29 February 2016
I liken this play to violent videos available on the internet: they are tempting to watch, may be objects of temporary immersion, yet they are ultimately unedifying. They instill little in us other than a general contempt, for their structure and perspective are highly objective and therefore contrast rather soullessly to the personal and spiritual damage that they depict. Firebird (by writer Phil Davies) maintains this same phenomenon. Set in modern Rochdale, it portrays wayward 14-year-old Tia (Callie Cooke) and her abuse by the grooming AJ (Phadlut Sharma), whom she meets in a kebab shop.
Even if the particular circumstances of this real-life-inspired plot appear uncommon, this is a straightforward recounting of abuse, and that is a shame because it has so much opportunity for commentary. Davies clearly wants to say something: that we fail to provide girls like Tia the chance of familial compassion and this is one clear cause for entering malignant relationships, yet there is far too much attention given to the harrowing crimes themselves and not enough to their etiology. The most we understand is Tia’s plea to her friend to invite her to family dinner, something that the orphaned protagonist has never experienced. While Davies may be accurate in the details of the grooming and its police investigation, there is nothing here to truly surprise. While it is shocking to view the abuse (or at least its interstices), it mostly sedates it owns conflict. The only thing stopping the rest of the play from becoming matter-of-fact is Cooke’s stochastic yet agonising portrayal of Tia’s outcome. Her brattish personality in the initial scenes transforms into a broken imago seemingly incapable of self-redemption. Cooke nails this, particularly the cognitive dissonance of helping herself and helping AJ, two mutually exclusive objectives; her consequent grief appears therefore genuine, particularly in the more subtle conflict between herself and an unamiable detective. Nevertheless, Cooke is incapable of reaching similitude when delivering some of Davies’ more unrealistic pandering dialogue (‘He was really old. Like 40’).

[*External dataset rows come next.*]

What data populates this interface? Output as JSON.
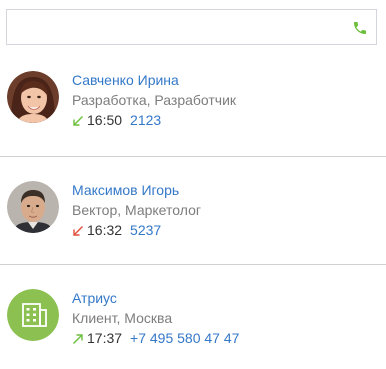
{
  "search": {
    "value": "",
    "placeholder": ""
  },
  "contacts": [
    {
      "name": "Савченко Ирина",
      "subtitle": "Разработка, Разработчик",
      "time": "16:50",
      "number": "2123",
      "direction": "incoming",
      "direction_icon": "arrow-down-left-icon",
      "direction_color": "#6cbf3c"
    },
    {
      "name": "Максимов Игорь",
      "subtitle": "Вектор, Маркетолог",
      "time": "16:32",
      "number": "5237",
      "direction": "missed",
      "direction_icon": "arrow-down-left-icon",
      "direction_color": "#e0503c"
    },
    {
      "name": "Атриус",
      "subtitle": "Клиент, Москва",
      "time": "17:37",
      "number": "+7 495 580 47 47",
      "direction": "outgoing",
      "direction_icon": "arrow-up-right-icon",
      "direction_color": "#6cbf3c"
    }
  ],
  "colors": {
    "accent_link": "#3478c8",
    "phone_green": "#6cbf3c",
    "company_avatar_bg": "#8cc152"
  }
}
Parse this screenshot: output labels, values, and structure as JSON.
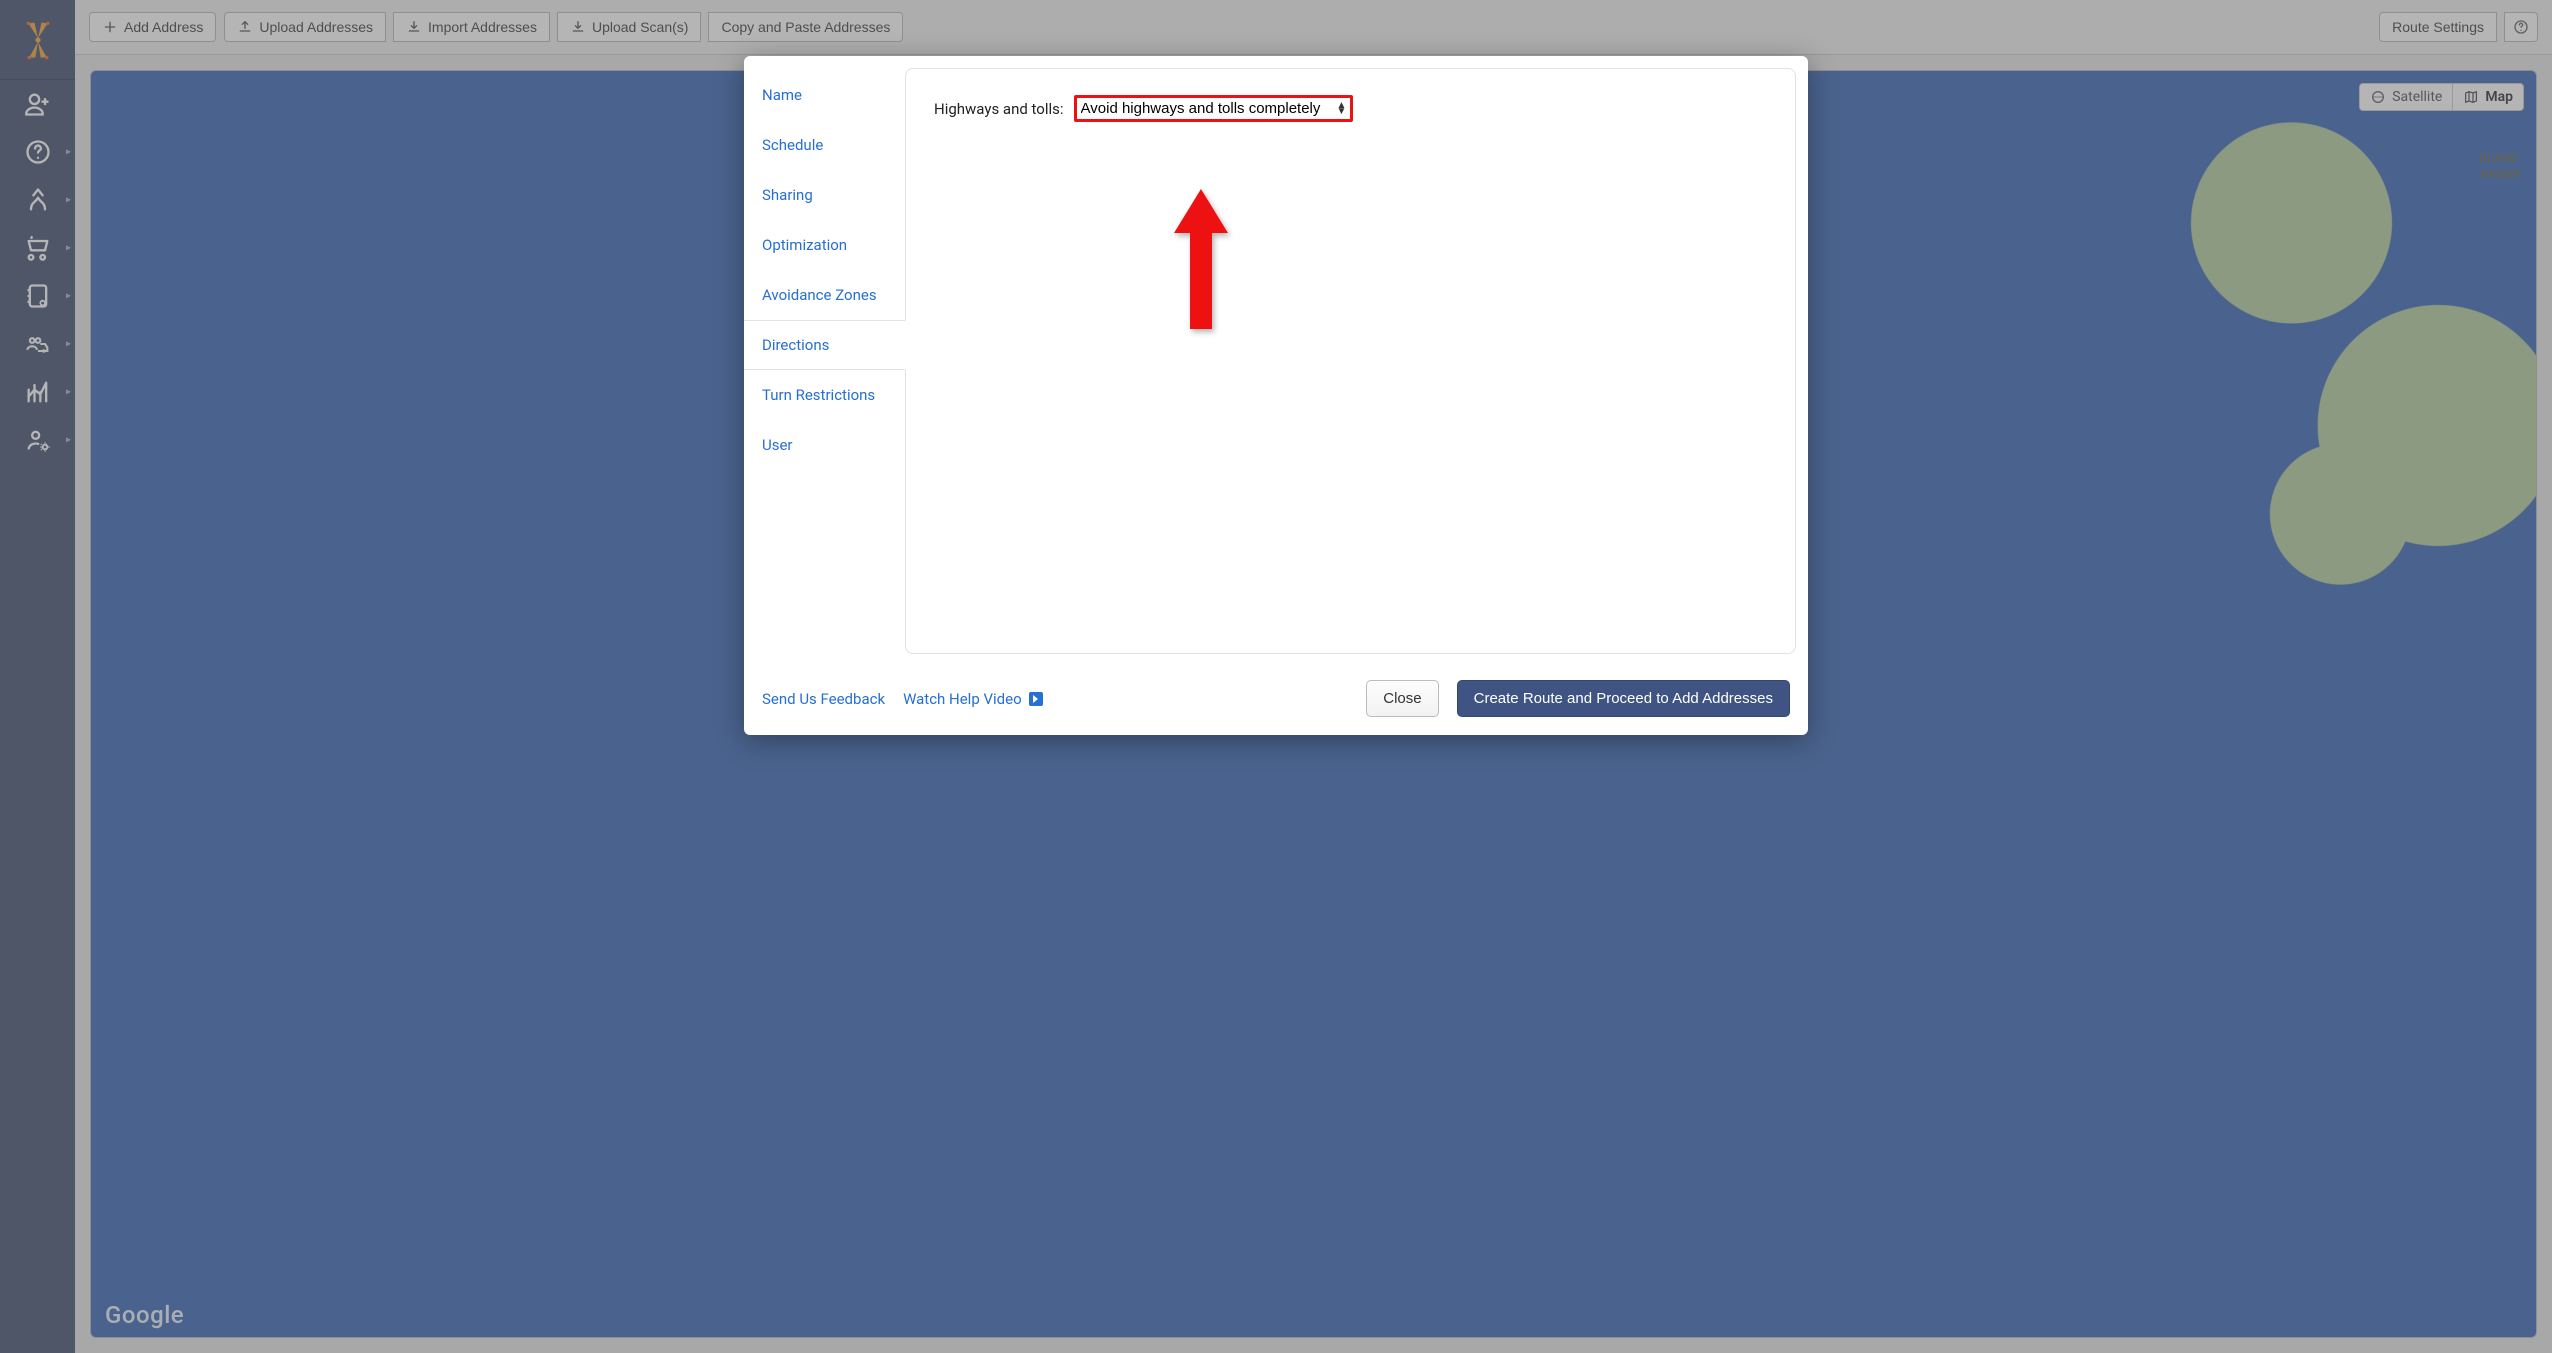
{
  "toolbar": {
    "add_address": "Add Address",
    "upload_addresses": "Upload Addresses",
    "import_addresses": "Import Addresses",
    "upload_scan": "Upload Scan(s)",
    "copy_paste": "Copy and Paste Addresses",
    "route_settings": "Route Settings"
  },
  "map": {
    "satellite": "Satellite",
    "map": "Map",
    "label1": "DLAND",
    "label2": "RADOR",
    "attribution": "Google"
  },
  "modal": {
    "tabs": {
      "name": "Name",
      "schedule": "Schedule",
      "sharing": "Sharing",
      "optimization": "Optimization",
      "avoidance": "Avoidance Zones",
      "directions": "Directions",
      "turn": "Turn Restrictions",
      "user": "User"
    },
    "directions": {
      "label": "Highways and tolls:",
      "selected": "Avoid highways and tolls completely"
    },
    "footer": {
      "feedback": "Send Us Feedback",
      "watch": "Watch Help Video",
      "close": "Close",
      "primary": "Create Route and Proceed to Add Addresses"
    }
  }
}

The effect of Firebird is interesting: it shows us that drama-rich scenarios do not automatically beget drama-rich theatre. More consideration of narrative and character is needed.